* EXERCISE DETAILS *
Word for word, restate every record, though not the pictures.

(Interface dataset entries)
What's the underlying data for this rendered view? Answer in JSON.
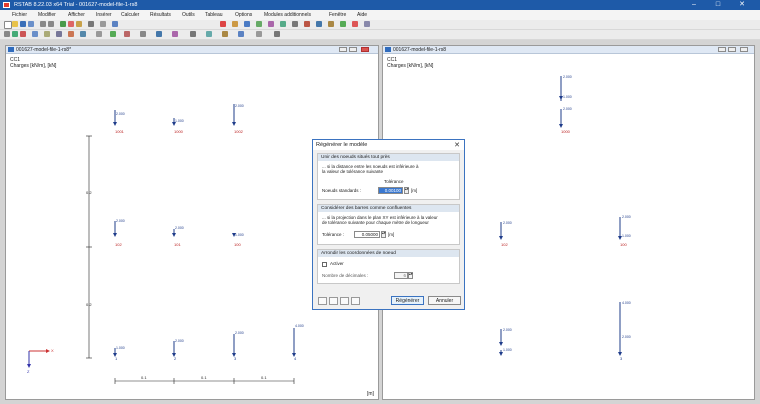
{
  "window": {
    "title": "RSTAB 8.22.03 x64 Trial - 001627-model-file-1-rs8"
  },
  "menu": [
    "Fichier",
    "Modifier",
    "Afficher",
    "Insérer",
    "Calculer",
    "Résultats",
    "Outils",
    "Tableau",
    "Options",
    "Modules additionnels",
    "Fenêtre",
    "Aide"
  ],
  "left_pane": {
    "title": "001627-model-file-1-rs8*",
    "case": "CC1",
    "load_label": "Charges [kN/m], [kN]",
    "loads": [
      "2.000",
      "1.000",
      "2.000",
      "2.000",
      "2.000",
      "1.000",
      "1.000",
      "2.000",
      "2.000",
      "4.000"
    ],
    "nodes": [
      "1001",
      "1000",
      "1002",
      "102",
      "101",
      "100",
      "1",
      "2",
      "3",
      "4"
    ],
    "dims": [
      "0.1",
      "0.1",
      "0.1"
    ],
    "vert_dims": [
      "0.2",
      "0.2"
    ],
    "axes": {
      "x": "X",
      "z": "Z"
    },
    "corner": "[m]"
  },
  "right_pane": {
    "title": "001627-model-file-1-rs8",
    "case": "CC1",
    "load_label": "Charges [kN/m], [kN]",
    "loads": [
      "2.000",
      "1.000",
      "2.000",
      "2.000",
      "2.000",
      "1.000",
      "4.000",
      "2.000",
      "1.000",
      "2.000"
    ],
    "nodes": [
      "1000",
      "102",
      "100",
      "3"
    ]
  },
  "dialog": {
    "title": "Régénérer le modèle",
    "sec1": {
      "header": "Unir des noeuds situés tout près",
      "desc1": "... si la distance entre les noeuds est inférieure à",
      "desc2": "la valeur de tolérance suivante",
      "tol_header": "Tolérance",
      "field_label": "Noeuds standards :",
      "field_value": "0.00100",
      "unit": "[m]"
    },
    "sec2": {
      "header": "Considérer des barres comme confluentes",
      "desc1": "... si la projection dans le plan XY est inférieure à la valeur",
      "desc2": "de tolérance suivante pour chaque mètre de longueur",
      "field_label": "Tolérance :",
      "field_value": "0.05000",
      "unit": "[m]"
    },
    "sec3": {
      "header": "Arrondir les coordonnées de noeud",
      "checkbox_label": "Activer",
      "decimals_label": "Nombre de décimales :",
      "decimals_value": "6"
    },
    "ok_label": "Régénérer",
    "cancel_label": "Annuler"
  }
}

* WRITTEN REPLY *
What's the underlying data for this rendered view? Answer in JSON.
{
  "window": {
    "title": "RSTAB 8.22.03 x64 Trial - 001627-model-file-1-rs8"
  },
  "menu": [
    "Fichier",
    "Modifier",
    "Afficher",
    "Insérer",
    "Calculer",
    "Résultats",
    "Outils",
    "Tableau",
    "Options",
    "Modules additionnels",
    "Fenêtre",
    "Aide"
  ],
  "left_pane": {
    "title": "001627-model-file-1-rs8*",
    "case": "CC1",
    "load_label": "Charges [kN/m], [kN]",
    "loads": [
      "2.000",
      "1.000",
      "2.000",
      "2.000",
      "2.000",
      "1.000",
      "1.000",
      "2.000",
      "2.000",
      "4.000"
    ],
    "nodes": [
      "1001",
      "1000",
      "1002",
      "102",
      "101",
      "100",
      "1",
      "2",
      "3",
      "4"
    ],
    "dims": [
      "0.1",
      "0.1",
      "0.1"
    ],
    "vert_dims": [
      "0.2",
      "0.2"
    ],
    "axes": {
      "x": "X",
      "z": "Z"
    },
    "corner": "[m]"
  },
  "right_pane": {
    "title": "001627-model-file-1-rs8",
    "case": "CC1",
    "load_label": "Charges [kN/m], [kN]",
    "loads": [
      "2.000",
      "1.000",
      "2.000",
      "2.000",
      "2.000",
      "1.000",
      "4.000",
      "2.000",
      "1.000",
      "2.000"
    ],
    "nodes": [
      "1000",
      "102",
      "100",
      "3"
    ]
  },
  "dialog": {
    "title": "Régénérer le modèle",
    "sec1": {
      "header": "Unir des noeuds situés tout près",
      "desc1": "... si la distance entre les noeuds est inférieure à",
      "desc2": "la valeur de tolérance suivante",
      "tol_header": "Tolérance",
      "field_label": "Noeuds standards :",
      "field_value": "0.00100",
      "unit": "[m]"
    },
    "sec2": {
      "header": "Considérer des barres comme confluentes",
      "desc1": "... si la projection dans le plan XY est inférieure à la valeur",
      "desc2": "de tolérance suivante pour chaque mètre de longueur",
      "field_label": "Tolérance :",
      "field_value": "0.05000",
      "unit": "[m]"
    },
    "sec3": {
      "header": "Arrondir les coordonnées de noeud",
      "checkbox_label": "Activer",
      "decimals_label": "Nombre de décimales :",
      "decimals_value": "6"
    },
    "ok_label": "Régénérer",
    "cancel_label": "Annuler"
  }
}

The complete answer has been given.